Eating more fruits and vegetables is a great way to improve your nutrition. However, after the first couple of weeks, that plain green salad with low fat dressing might start to loose it’s appeal. To fight off dietary boredom, it is important to eat a variety of flavors. Here are some helpful tips to help you “Pump up the Flavor”!
Small steps are key:
- Try mixing sliced or frozen fruit with your cereal
- Add apple chunks, pineapple, grapes, or raisins to tuna or chicken salad
- If you have a blender, try making fruit smoothies out of fresh or frozen fruit, yogurt & fruit juice.
- Add dried or fresh fruit to oatmeal, pancakes, and waffles
- Color counts! Try adding colorful vegetables, such as red cabbage, carrots or bell peppers to salads.
- Salad toppers- dried cranberries, raisins, sliced pears, oranges, nectarines, grapefruit or strawberries.
- Add vegetebles, such as grated zucchini, carrots, spinach or kale to soups or salads.
- Add LOTS of vegetables to sandwiches. Lettuce, tomatoes, cucumbers, bell peppers and avacado slices are flavorful choices.
- Dip raw vegetables in low-fat salad dressing, hummus, or peanut butter.
- Flavor your pasta or pizza without additional salt, sprinkle on dried oregano, garlic powder or red pepper flakes.
- Spice up your veggies! Yummy flavor combinations include carrots with cumin seeds, beets with ground anise, and sauteed onions with saffron threads.
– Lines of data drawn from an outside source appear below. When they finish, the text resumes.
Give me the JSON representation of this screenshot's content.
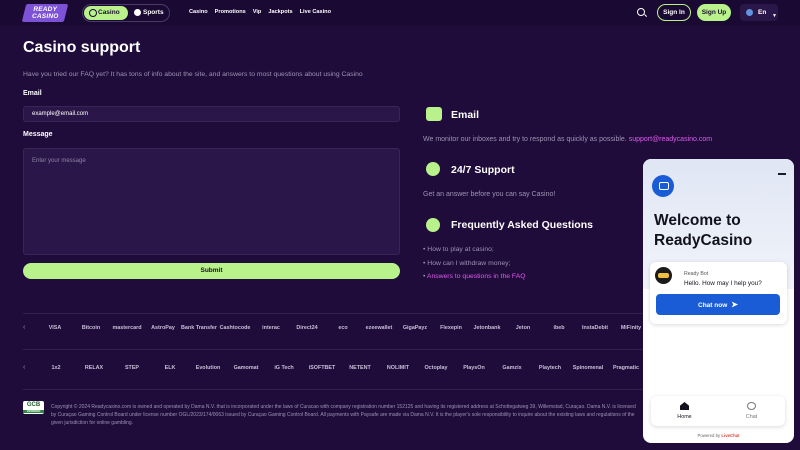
{
  "header": {
    "logo_text": "READY CASINO",
    "toggle": {
      "casino": "Casino",
      "sports": "Sports"
    },
    "nav": [
      "Casino",
      "Promotions",
      "Vip",
      "Jackpots",
      "Live Casino"
    ],
    "sign_in": "Sign In",
    "sign_up": "Sign Up",
    "language": "En"
  },
  "main": {
    "title": "Casino support",
    "intro": "Have you tried our FAQ yet? It has tons of info about the site, and answers to most questions about using Casino",
    "email_label": "Email",
    "email_value": "example@email.com",
    "message_label": "Message",
    "message_placeholder": "Enter your message",
    "submit": "Submit"
  },
  "info": {
    "email_heading": "Email",
    "email_text": "We monitor our inboxes and try to respond as quickly as possible.",
    "email_link": "support@readycasino.com",
    "support_heading": "24/7 Support",
    "support_text": "Get an answer before you can say Casino!",
    "faq_heading": "Frequently Asked Questions",
    "faq_items": [
      "How to play at casino;",
      "How can I withdraw money;"
    ],
    "faq_link": "Answers to questions in the FAQ"
  },
  "payments": [
    "VISA",
    "Bitcoin",
    "mastercard",
    "AstroPay",
    "Bank Transfer",
    "Cashtocode",
    "interac",
    "Direct24",
    "eco",
    "ezeewallet",
    "GigaPayz",
    "Flexepin",
    "Jetonbank",
    "Jeton",
    "ibeb",
    "InstaDebit",
    "MiFinity"
  ],
  "providers": [
    "1x2",
    "RELAX",
    "STEP",
    "ELK",
    "Evolution",
    "Gamomat",
    "iG Tech",
    "iSOFTBET",
    "NETENT",
    "NOLIMIT",
    "Octoplay",
    "PlaysOn",
    "Gamzix",
    "Playtech",
    "Spinomenal",
    "Pragmatic"
  ],
  "footer": {
    "badge": "GCB",
    "badge_sub": "VERIFIED",
    "copyright": "Copyright © 2024 Readycasino.com is owned and operated by Dama N.V. that is incorporated under the laws of Curacao with company registration number 152125 and having its registered address at Schottegatweg 39, Willemstad, Curaçao. Dama N.V. is licensed by Curaçao Gaming Control Board under license number OGL/2023/174/0063 issued by Curaçao Gaming Control Board. All payments with Paysafe are made via Dama N.V. It is the player's sole responsibility to inquire about the existing laws and regulations of the given jurisdiction for online gambling."
  },
  "chat": {
    "welcome": "Welcome to ReadyCasino",
    "bot_name": "Ready Bot",
    "bot_message": "Hello. How may I help you?",
    "chat_now": "Chat now",
    "tab_home": "Home",
    "tab_chat": "Chat",
    "powered_prefix": "Powered by",
    "powered_brand": "LiveChat"
  }
}
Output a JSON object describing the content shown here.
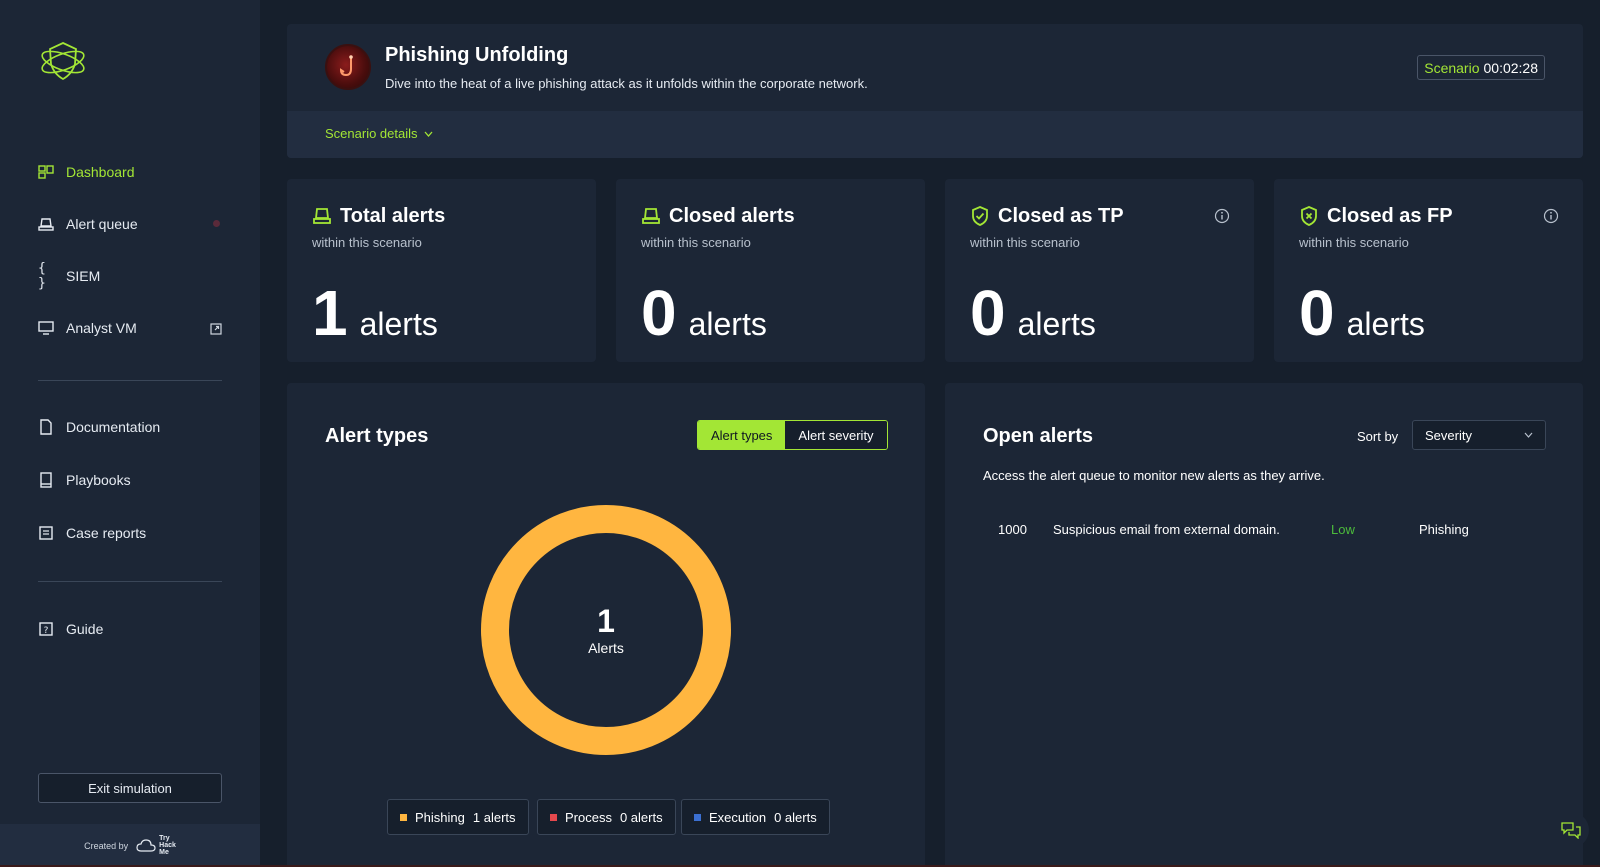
{
  "sidebar": {
    "nav": [
      {
        "label": "Dashboard",
        "icon": "dashboard-icon",
        "active": true
      },
      {
        "label": "Alert queue",
        "icon": "alert-queue-icon"
      },
      {
        "label": "SIEM",
        "icon": "siem-braces-icon"
      },
      {
        "label": "Analyst VM",
        "icon": "monitor-icon"
      }
    ],
    "resources": [
      {
        "label": "Documentation",
        "icon": "document-icon"
      },
      {
        "label": "Playbooks",
        "icon": "book-icon"
      },
      {
        "label": "Case reports",
        "icon": "report-icon"
      }
    ],
    "guide": {
      "label": "Guide",
      "icon": "question-icon"
    },
    "exit_label": "Exit simulation",
    "created_by": "Created by",
    "brand": [
      "Try",
      "Hack",
      "Me"
    ]
  },
  "scenario": {
    "title": "Phishing Unfolding",
    "description": "Dive into the heat of a live phishing attack as it unfolds within the corporate network.",
    "timer_label": "Scenario",
    "timer_value": "00:02:28",
    "details_label": "Scenario details"
  },
  "stats": [
    {
      "title": "Total alerts",
      "subtitle": "within this scenario",
      "value": "1",
      "unit": "alerts"
    },
    {
      "title": "Closed alerts",
      "subtitle": "within this scenario",
      "value": "0",
      "unit": "alerts"
    },
    {
      "title": "Closed as TP",
      "subtitle": "within this scenario",
      "value": "0",
      "unit": "alerts"
    },
    {
      "title": "Closed as FP",
      "subtitle": "within this scenario",
      "value": "0",
      "unit": "alerts"
    }
  ],
  "alert_types": {
    "title": "Alert types",
    "toggle": [
      "Alert types",
      "Alert severity"
    ],
    "center_value": "1",
    "center_label": "Alerts",
    "legend": [
      {
        "name": "Phishing",
        "count": "1 alerts",
        "color": "#ffb640"
      },
      {
        "name": "Process",
        "count": "0 alerts",
        "color": "#e5484d"
      },
      {
        "name": "Execution",
        "count": "0 alerts",
        "color": "#3b6fd1"
      }
    ]
  },
  "chart_data": {
    "type": "pie",
    "categories": [
      "Phishing",
      "Process",
      "Execution"
    ],
    "values": [
      1,
      0,
      0
    ],
    "colors": [
      "#ffb640",
      "#e5484d",
      "#3b6fd1"
    ]
  },
  "open_alerts": {
    "title": "Open alerts",
    "sort_label": "Sort by",
    "sort_value": "Severity",
    "description": "Access the alert queue to monitor new alerts as they arrive.",
    "rows": [
      {
        "id": "1000",
        "title": "Suspicious email from external domain.",
        "severity": "Low",
        "type": "Phishing"
      }
    ]
  },
  "colors": {
    "accent": "#a3e635",
    "bg": "#161f2c",
    "panel": "#1c2636",
    "severity_low": "#4cbb3c"
  }
}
- Herbs add effortless flavor. Try basil with tomatoes; mint with fruit salad or carrots; silantro with salsa or Mexican dishes; sage with poultry; or rosemary with chicken, fish, or pork. Fresh herbs can often be found at the dining hall or, if you don’t see them, just ask!
One of the most important things in “pumping up the flavor” is not ot overdo it! Stick with 1 or 2 new flavors, you can always add more later.
For more information on dining services, please visit: http://food.rutgers.edu/